What to make of the European Directive on Copyright in the Digital Single Market

What to make of the European Directive on Copyright in the Digital Single Market
© Getty Images

The European Directive on Copyright in the Digital Single Market (the Directive) was proposed in 2016, and has been the subject of significant opposition and debate since its conception.

Despite this, in February 2019, the Directive was agreed by the European Council and since then, the Directive has moved through the European parliamentary procedure relatively easily with the European Parliament debating the Directive, and voting in favour of it (albeit with some amendments), at the end of last month.
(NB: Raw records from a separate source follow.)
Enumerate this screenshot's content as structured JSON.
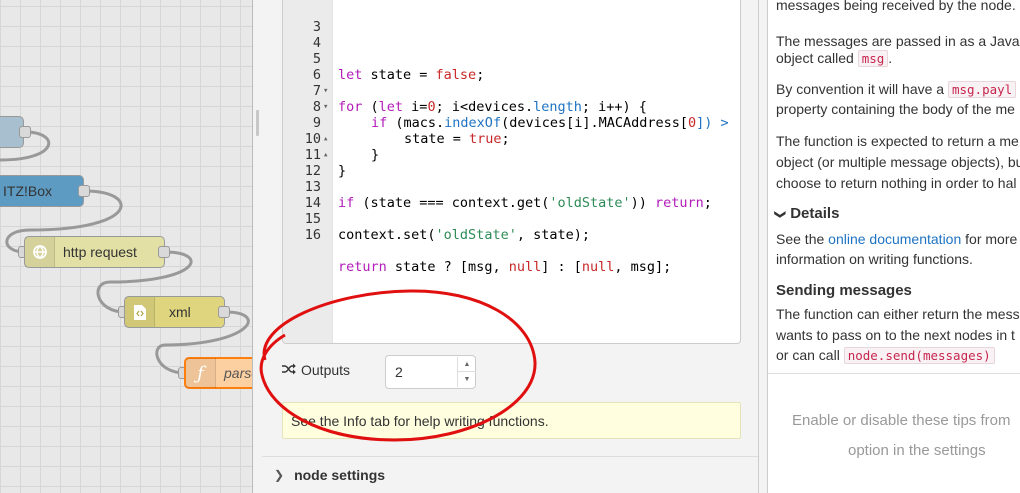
{
  "flow": {
    "nodes": [
      {
        "label": "",
        "icon": "none"
      },
      {
        "label": "ITZ!Box",
        "icon": "none"
      },
      {
        "label": "http request",
        "icon": "globe-icon"
      },
      {
        "label": "xml",
        "icon": "xml-icon"
      },
      {
        "label": "parse",
        "icon": "function-icon"
      }
    ]
  },
  "editor": {
    "lines": [
      {
        "n": "3",
        "fold": ""
      },
      {
        "n": "4",
        "fold": ""
      },
      {
        "n": "5",
        "fold": ""
      },
      {
        "n": "6",
        "fold": "▾"
      },
      {
        "n": "7",
        "fold": "▾"
      },
      {
        "n": "8",
        "fold": ""
      },
      {
        "n": "9",
        "fold": "▴"
      },
      {
        "n": "10",
        "fold": "▴"
      },
      {
        "n": "11",
        "fold": ""
      },
      {
        "n": "12",
        "fold": ""
      },
      {
        "n": "13",
        "fold": ""
      },
      {
        "n": "14",
        "fold": ""
      },
      {
        "n": "15",
        "fold": ""
      },
      {
        "n": "16",
        "fold": ""
      }
    ],
    "code": {
      "l4_kw": "let",
      "l4_a": " state = ",
      "l4_b": "false",
      "l4_c": ";",
      "l6_kw1": "for",
      "l6_a": " (",
      "l6_kw2": "let",
      "l6_b": " i=",
      "l6_n": "0",
      "l6_c": "; i<devices.",
      "l6_p": "length",
      "l6_d": "; i++) {",
      "l7_kw": "if",
      "l7_a": " (macs.",
      "l7_p": "indexOf",
      "l7_b": "(devices[i].MACAddress[",
      "l7_n": "0",
      "l7_c": "]) >",
      "l8_a": "state = ",
      "l8_b": "true",
      "l8_c": ";",
      "l9_a": "}",
      "l10_a": "}",
      "l12_kw": "if",
      "l12_a": " (state === context.get(",
      "l12_s": "'oldState'",
      "l12_b": ")) ",
      "l12_kw2": "return",
      "l12_c": ";",
      "l14_a": "context.set(",
      "l14_s": "'oldState'",
      "l14_b": ", state);",
      "l16_kw": "return",
      "l16_a": " state ? [msg, ",
      "l16_b": "null",
      "l16_c": "] : [",
      "l16_d": "null",
      "l16_e": ", msg];"
    }
  },
  "outputs": {
    "label": "Outputs",
    "value": "2"
  },
  "tip_text": "See the Info tab for help writing functions.",
  "node_settings_label": "node settings",
  "info": {
    "p1": "messages being received by the node.",
    "p2a": "The messages are passed in as a JavaS",
    "p2b_pre": "object called ",
    "p2b_code": "msg",
    "p2b_post": ".",
    "p3a_pre": "By convention it will have a ",
    "p3a_code": "msg.payl",
    "p3b": "property containing the body of the me",
    "p4a": "The function is expected to return a me",
    "p4b": "object (or multiple message objects), bu",
    "p4c": "choose to return nothing in order to hal",
    "details_heading": "Details",
    "p5a_pre": "See the ",
    "p5a_link": "online documentation",
    "p5a_post": " for more",
    "p5b": "information on writing functions.",
    "sending_heading": "Sending messages",
    "p6a": "The function can either return the mess",
    "p6b": "wants to pass on to the next nodes in t",
    "p6c_pre": "or can call ",
    "p6c_code": "node.send(messages)",
    "footer_line1": "Enable or disable these tips from",
    "footer_line2": "option in the settings"
  },
  "colors": {
    "node_blue": "#5e9bc3",
    "node_gray": "#a7bfcf",
    "node_olive": "#e2e0a4",
    "node_xml": "#dfd57f",
    "node_function": "#fdd0a2",
    "annotation": "#e01010"
  }
}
Shortly before the final vote took place a small number of Member States released a joint statement saying they were unable to support the Directive. However, EU Member States approved the European Parliament’s decision in a vote on April 15. Whilst the number of Member States who voted against the Directive were not enough to stop the Directive coming into force, it is demonstrative of the strong feelings against the proposal.

What are the concerns?

ADVERTISEMENT

The Directive seeks to reduce the gap between technology giants and smaller players. Alongside this, a key aim of the Directive has always been to ensure that content creators such as authors and composers are afforded the same protection for their work in the online world, as in the offline.  This led to the introduction of two of the most criticised provisions: the ‘link tax’ (originally article 11, now Article 15 in the latest version); and the ‘meme ban’ (article 13 in the original proposal, now Article 17).

Article 15 requires providers of “information society services” (which includes news aggregator sites) to pay publishers for using extracts of their articles in an attempt to ensure that such publishers (and therefore authors) receive appropriate compensation for the use of such extracts. The revised introduction to the Directive notes (at paragraph 58) that “The use of press publications by information society service providers can consist of the use of entire publications or articles but also parts of press publications. Such uses of parts of press publications have... gained economic relevance.”

The final version of the article limited the obligation a little, by expressly excluding simple hyperlinks, or “the use of individual words or very short extracts of a press publication,” although the lack of clarity about what this means in practice, or the charges that may be imposed, has meant that criticism of the provision is unlikely to recede. 

Article 17’s effect is such that “online content-sharing service providers,” such as Twitter and YouTube, which host user-generated content will potentially be liable for any unauthorized communication of copyright protected works. This means that they may have to enter into licenses with rights holders, and where unable to do, established sites over a certain size (measured by value and monthly unique visitors) will have to use their “best efforts” to search for, remove and prevent further uploading of infringing content. 

ADVERTISEMENT

The provision, whilst stating that its application should not “lead to any general monitoring obligation” (Article 17(8)) does require sites to take a proactive approach to the protection of copyright works (currently, copyright owners must enforce their rights, and platforms are only required to remove infringing content once notified).

The concern with the former Article 13 was that the wide requirement to look for and remove copyright material would capture popular internet tools such as “memes.” However, as we reported on our IPTech blog, the revised wording now includes an exclusion in Article 17(7) for “quotation, criticism, review [or] use for the purpose of caricature, parody or pastiche,” and so may be seen as a minor victory for site owners, although this only deals with some of the concerns that have been raised. 

How strong is the opposition?

Whilst some major music and media organisations have been in favour of the Directive for some time, and over 200 creative organisations recently signed an open letter in support of it, many in the tech industry have spoken out against it, with parties such as YouTube and Wikimedia openly expressing concerns (although YouTube do consider the revised text to be an “improvement”).

Across Europe there has been considerable reaction to the Directive, with Forbes reporting on both the change.org petition opposing Article 13, to which more than 5 million have put their names, and a recent protest march in Germany. 

What happens now?

Now that the Directive has been approved by a majority of EU Member States (including the UK), the Directive will be published in the Official Journal, and become law.

However, the Directive will not have direct effect and so each Member State will need to transpose it into their national statute books. This could mean that the laws look slightly different in each territory (creating an additional level of complexity for businesses operating across countries), although the Commission will provide (nonbinding) guidance and the opportunity for stakeholder dialogue to promote best practice.

There also remains the possibility of a challenge to the Directive, even if approved, and the CJEU can recommended that a Directive be annulled in whole or in part (as happened with the previous incarnation of the Tobacco Products Directive). Such challenge, even if ultimately not successful, could further impede the implementation of a Directive which has been, and remains, controversial.

Carlton Daniel is a partner in the Intellectual Property & Technology team at Squire Patton Boggs, based in the firm’s London office.